(Dataset rows describing interfaces)
--------

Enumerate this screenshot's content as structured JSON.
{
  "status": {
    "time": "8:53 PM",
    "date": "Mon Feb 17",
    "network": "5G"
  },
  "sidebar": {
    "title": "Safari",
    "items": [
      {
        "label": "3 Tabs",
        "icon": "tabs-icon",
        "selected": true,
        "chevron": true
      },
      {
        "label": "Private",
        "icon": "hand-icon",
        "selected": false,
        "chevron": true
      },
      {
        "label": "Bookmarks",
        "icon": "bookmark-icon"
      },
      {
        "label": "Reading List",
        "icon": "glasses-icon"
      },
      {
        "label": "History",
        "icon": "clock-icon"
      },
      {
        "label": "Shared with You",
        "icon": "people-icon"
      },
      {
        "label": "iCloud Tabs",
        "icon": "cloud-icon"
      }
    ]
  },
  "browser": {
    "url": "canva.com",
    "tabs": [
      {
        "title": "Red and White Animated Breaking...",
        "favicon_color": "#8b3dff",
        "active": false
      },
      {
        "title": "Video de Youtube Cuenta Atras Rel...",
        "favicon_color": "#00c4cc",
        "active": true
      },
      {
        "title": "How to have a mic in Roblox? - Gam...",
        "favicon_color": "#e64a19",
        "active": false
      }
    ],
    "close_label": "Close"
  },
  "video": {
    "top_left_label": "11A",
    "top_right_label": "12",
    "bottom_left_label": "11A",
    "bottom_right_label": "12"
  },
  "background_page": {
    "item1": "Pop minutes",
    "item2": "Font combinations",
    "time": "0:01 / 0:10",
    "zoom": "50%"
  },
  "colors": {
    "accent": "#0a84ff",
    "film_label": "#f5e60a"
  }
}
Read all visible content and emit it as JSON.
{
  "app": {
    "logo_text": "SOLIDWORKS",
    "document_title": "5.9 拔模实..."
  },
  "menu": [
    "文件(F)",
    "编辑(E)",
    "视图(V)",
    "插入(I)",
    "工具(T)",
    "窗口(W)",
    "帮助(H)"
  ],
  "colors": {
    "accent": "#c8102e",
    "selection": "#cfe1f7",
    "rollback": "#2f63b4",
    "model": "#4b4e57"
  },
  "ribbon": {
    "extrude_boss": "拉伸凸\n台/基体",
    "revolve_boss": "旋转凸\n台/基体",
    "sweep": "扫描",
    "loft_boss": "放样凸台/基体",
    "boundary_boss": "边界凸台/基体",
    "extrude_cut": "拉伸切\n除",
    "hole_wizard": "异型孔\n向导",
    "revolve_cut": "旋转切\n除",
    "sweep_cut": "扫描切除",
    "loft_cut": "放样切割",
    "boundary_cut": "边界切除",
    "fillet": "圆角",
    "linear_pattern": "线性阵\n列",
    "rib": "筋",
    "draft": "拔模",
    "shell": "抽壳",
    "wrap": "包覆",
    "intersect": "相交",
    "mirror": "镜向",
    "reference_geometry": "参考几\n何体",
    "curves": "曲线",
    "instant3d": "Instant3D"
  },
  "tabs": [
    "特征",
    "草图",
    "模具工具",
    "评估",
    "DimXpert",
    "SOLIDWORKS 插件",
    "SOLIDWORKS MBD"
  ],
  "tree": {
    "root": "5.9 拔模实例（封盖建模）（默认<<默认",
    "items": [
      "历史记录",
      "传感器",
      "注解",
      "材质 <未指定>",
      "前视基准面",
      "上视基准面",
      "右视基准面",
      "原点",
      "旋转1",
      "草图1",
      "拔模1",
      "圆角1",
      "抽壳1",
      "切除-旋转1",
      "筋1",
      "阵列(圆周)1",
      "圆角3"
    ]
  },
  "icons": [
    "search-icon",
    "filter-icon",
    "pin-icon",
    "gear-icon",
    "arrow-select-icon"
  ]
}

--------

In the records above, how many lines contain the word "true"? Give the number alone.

4